Right on, because if you want to become a rocket scientist, there’s an established way to do this: college, graduate school, and a system of professional mentors. It’s not easy, but there is a pretty clear path. If you want to be a comedian, especially a female comedian, there’s not an established path, and there were and still are very few mentors.
It makes sense that Griffin was drawn to Rivers as a mentor, because they both mock beauty standards for women in show business by meeting them but also revealing and deconstructing them at the same time: the jokes about all of the work and time it took, about age, and about plastic surgery, and the obsession with body fat–their own and other people’s. Griffin does a tremendous job of capturing Rivers’s ambition and generosity in just a few paragraphs: Continue reading
Only in America, friends! Or as I said last week: “Jesus Mary and Joseph.” (Actually, for several days the intro to that post read “Jesus Mary and Jospeh,” but I don’t have readers who love to copyedit my blog posts of the sort that Tenured Radical gets. Praise be!) For those of you too lazy to click, I’ll enable you:
A professor at Idaho State University was wounded in the foot on Tuesday when his concealed handgun accidentally discharged in a classroom where students were present, the Idaho State Journal reported.
The police responded to a report of a university employee who had accidentally shot himself in a classroom of the university’s physical-science building. They discovered the wounded instructor, who had an enhanced concealed-carry permit. The weapon was in his pants pocket.

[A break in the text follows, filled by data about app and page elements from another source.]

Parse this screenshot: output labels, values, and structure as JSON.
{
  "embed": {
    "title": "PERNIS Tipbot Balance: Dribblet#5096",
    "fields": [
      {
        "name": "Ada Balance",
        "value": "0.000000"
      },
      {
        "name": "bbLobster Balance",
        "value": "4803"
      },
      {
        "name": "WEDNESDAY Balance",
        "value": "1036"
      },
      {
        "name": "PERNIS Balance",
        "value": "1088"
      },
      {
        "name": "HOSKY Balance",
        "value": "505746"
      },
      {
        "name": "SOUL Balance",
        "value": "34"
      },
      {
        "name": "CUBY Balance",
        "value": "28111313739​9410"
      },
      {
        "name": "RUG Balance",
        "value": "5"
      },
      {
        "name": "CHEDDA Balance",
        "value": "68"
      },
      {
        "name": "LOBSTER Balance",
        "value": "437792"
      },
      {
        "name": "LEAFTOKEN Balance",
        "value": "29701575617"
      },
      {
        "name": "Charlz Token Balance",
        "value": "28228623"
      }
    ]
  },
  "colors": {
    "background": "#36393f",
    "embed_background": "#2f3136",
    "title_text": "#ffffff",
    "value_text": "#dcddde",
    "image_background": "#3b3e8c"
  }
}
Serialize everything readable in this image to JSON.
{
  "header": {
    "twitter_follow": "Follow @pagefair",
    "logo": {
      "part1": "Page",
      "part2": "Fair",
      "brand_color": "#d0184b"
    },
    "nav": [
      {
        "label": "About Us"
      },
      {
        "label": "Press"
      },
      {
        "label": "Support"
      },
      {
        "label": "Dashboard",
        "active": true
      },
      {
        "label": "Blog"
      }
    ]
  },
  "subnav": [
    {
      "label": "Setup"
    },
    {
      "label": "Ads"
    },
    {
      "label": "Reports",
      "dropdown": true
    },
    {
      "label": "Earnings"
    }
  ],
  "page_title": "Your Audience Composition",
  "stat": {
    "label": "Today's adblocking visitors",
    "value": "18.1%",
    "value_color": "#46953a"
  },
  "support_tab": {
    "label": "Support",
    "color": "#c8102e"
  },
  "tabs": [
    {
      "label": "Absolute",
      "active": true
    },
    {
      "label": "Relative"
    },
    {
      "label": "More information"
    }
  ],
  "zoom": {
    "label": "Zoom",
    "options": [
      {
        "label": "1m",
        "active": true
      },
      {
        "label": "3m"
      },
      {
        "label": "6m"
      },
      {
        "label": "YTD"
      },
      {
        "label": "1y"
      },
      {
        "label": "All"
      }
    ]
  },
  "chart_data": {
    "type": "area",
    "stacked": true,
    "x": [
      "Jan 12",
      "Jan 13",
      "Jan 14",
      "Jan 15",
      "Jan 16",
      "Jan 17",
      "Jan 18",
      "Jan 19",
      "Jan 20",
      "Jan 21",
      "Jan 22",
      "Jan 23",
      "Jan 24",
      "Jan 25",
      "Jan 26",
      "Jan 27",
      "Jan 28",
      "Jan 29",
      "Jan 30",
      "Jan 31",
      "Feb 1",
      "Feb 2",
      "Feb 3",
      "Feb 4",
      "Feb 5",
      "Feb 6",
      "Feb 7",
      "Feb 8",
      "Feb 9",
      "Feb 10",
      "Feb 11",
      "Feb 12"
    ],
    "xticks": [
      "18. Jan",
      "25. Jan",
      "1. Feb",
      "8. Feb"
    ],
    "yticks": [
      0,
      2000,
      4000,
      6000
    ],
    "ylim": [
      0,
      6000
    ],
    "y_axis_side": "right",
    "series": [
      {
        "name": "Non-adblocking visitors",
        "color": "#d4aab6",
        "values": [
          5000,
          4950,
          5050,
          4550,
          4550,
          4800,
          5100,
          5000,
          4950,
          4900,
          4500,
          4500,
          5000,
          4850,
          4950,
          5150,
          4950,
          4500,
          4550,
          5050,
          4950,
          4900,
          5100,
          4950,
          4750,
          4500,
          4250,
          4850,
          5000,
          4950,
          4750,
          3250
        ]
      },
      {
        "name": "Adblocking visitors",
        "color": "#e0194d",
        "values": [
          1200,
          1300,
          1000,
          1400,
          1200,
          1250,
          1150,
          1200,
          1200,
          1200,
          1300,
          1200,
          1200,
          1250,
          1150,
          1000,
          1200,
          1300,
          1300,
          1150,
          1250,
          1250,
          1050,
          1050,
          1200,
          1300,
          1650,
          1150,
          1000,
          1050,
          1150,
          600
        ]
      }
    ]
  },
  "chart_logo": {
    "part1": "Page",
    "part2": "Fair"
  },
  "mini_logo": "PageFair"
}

The newspaper identified the instructor as Byron L. Bennett, an assistant professor of chemistry. The police said no other injuries had been reported and no criminal charges had yet been filed.
In March, Gov. C.L. (Butch) Otter signed legislation allowing concealed guns to be carried on the state’s public-college campuses. The law took effect in July.
Arthur C. Vailas, Idaho State’s president, joined with the presidents of the state’s other public colleges in opposing the legislation. “When they passed this law it was bound to happen,” he told the newspaper of gun-related accidents on the campus.
I would say that this is like shooting fish in a barrel, but that’s probably making it seem too challenging. Several people notified me about this via email and Twitter, knowing that I’m 3 hours behind most of you these days. As commenter Indyanna’s subject line put it: “Well, that didn’t take long.” Continue reading
After driving all over L.A. and Orange Counties yesterday to visit friends, I’m taking it easy today. Here’s a cool Labor Day poster, especially for those of us who work for government. Enough of the attacks on public sector employees and the small subset of us who are still unionized! Solidarity forever.
Here’s something I heard while driving around what Southern Californians apparently call “the Southland.” (Maybe it’s just because I’m an American historian and a professional Yankee by birth, inclination, and residence, but I’d never call anyplace I live “the Southland.” Just sayin’.): a hilarous segment from Latino USA: “The Worst Latino.” Well worth a hearing for anyone who’s ever felt like an inferior member of an ethnic group, political movement, religion, or whatever. It’s all about interest group boundaries, and how they define us and bring us together as well as potentially alienate us. Continue reading